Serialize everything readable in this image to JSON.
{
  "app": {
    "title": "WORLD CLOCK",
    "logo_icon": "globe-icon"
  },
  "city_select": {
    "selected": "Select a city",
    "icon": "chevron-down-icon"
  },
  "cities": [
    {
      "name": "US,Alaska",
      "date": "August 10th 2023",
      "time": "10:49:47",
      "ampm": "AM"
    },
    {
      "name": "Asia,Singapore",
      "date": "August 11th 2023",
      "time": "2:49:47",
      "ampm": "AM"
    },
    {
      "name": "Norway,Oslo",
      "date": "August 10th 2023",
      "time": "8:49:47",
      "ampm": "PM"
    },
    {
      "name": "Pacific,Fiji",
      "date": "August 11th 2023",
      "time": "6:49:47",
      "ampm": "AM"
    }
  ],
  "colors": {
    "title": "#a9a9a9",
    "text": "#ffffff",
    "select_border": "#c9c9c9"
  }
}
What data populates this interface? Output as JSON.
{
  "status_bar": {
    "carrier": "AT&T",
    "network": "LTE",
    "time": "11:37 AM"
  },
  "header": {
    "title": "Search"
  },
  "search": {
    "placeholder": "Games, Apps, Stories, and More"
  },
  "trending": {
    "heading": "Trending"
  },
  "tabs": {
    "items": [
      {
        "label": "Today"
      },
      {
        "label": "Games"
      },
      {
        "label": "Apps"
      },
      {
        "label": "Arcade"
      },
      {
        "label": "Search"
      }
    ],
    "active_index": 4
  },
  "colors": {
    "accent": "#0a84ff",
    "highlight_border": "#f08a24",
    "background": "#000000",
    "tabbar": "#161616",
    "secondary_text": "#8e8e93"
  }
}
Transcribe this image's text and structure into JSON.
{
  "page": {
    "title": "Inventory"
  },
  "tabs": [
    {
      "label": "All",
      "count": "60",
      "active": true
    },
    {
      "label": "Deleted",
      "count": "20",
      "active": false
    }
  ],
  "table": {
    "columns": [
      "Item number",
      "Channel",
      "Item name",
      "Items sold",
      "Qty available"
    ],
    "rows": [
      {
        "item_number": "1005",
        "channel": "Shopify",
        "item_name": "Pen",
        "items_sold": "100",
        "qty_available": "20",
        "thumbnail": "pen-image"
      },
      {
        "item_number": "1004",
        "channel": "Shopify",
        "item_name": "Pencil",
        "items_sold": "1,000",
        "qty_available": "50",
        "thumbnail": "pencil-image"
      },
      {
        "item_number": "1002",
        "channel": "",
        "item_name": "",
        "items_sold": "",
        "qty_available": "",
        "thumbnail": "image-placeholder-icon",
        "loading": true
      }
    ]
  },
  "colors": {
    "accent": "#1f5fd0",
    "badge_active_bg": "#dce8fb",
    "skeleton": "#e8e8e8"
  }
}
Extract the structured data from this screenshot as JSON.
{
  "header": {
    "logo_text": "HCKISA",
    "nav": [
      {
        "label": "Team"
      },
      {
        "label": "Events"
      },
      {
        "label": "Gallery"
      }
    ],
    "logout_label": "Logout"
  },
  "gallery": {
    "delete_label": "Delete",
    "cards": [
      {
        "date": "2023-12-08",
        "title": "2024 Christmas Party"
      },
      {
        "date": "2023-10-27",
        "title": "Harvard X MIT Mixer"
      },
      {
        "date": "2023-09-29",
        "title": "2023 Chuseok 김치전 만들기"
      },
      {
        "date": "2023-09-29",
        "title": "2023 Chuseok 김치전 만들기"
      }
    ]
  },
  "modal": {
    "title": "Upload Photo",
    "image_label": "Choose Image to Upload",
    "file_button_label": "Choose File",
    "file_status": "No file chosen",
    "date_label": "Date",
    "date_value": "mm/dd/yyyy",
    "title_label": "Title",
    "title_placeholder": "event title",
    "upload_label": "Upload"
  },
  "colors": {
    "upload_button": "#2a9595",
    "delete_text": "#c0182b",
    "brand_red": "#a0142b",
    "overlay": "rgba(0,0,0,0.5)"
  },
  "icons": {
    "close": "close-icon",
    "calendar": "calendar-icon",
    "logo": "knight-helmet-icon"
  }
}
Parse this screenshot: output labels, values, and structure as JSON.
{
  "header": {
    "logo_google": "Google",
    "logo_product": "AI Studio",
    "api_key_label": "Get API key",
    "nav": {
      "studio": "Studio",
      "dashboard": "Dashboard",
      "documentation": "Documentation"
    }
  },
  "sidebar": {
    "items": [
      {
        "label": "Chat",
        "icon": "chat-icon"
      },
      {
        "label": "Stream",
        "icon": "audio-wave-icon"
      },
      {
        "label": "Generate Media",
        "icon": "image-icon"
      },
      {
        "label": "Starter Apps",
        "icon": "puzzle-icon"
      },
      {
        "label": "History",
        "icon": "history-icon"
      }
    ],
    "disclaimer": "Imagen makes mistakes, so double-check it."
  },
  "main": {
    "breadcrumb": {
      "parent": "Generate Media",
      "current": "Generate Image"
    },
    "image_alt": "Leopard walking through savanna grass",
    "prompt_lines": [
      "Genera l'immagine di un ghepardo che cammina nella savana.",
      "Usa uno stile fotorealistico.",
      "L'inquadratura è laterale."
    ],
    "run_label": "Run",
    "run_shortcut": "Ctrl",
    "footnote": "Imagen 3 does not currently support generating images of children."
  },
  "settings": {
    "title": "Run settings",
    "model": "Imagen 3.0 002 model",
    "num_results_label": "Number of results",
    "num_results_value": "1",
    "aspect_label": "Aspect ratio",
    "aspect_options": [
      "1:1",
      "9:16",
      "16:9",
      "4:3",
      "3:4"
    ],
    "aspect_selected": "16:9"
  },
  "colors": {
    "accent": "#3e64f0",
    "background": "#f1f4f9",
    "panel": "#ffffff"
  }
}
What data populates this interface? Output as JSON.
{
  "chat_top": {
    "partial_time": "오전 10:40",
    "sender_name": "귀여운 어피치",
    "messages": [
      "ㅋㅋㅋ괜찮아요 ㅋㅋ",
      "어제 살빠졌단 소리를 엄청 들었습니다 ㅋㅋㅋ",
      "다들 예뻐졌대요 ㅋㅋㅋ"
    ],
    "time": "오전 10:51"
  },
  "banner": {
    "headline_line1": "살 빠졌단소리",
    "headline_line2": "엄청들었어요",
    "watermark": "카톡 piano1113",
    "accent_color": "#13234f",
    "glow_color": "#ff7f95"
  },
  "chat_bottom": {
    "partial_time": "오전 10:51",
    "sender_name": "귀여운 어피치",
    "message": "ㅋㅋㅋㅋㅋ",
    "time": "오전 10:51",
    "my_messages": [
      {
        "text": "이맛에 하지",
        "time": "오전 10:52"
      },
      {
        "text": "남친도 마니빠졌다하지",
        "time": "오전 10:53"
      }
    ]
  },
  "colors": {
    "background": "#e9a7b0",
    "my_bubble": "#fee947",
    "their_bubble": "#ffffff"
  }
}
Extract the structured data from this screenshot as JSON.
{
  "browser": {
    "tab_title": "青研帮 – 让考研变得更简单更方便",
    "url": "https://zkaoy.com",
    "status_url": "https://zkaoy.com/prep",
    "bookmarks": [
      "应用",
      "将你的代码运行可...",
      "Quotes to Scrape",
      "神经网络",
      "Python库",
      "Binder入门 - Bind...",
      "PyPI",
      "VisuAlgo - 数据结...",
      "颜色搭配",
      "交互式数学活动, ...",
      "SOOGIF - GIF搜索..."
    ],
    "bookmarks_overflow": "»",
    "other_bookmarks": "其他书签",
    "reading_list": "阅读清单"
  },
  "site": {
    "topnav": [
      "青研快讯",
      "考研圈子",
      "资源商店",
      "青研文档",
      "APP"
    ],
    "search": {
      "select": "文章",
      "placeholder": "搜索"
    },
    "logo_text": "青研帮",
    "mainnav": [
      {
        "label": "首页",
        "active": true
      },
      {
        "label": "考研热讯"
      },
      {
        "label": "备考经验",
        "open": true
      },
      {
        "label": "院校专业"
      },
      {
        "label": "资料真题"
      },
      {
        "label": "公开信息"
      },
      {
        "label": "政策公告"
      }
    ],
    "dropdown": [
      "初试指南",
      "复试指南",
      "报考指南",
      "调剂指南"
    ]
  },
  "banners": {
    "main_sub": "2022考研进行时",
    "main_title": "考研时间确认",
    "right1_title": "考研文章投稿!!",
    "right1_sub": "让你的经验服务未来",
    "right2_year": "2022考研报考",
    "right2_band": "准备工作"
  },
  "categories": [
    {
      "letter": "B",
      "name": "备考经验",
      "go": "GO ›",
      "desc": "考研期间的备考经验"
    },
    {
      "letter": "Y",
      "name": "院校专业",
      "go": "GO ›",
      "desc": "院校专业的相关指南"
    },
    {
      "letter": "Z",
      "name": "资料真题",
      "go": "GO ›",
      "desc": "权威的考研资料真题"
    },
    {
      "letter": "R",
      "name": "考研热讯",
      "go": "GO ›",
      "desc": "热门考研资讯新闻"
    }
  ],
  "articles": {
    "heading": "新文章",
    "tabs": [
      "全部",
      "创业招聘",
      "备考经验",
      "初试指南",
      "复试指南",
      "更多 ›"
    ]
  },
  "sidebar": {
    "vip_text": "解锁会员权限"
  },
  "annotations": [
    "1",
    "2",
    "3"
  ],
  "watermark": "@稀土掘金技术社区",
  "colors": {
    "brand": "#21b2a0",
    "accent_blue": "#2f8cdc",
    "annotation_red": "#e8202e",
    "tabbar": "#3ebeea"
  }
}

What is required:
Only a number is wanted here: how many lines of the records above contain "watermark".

Answer space:
2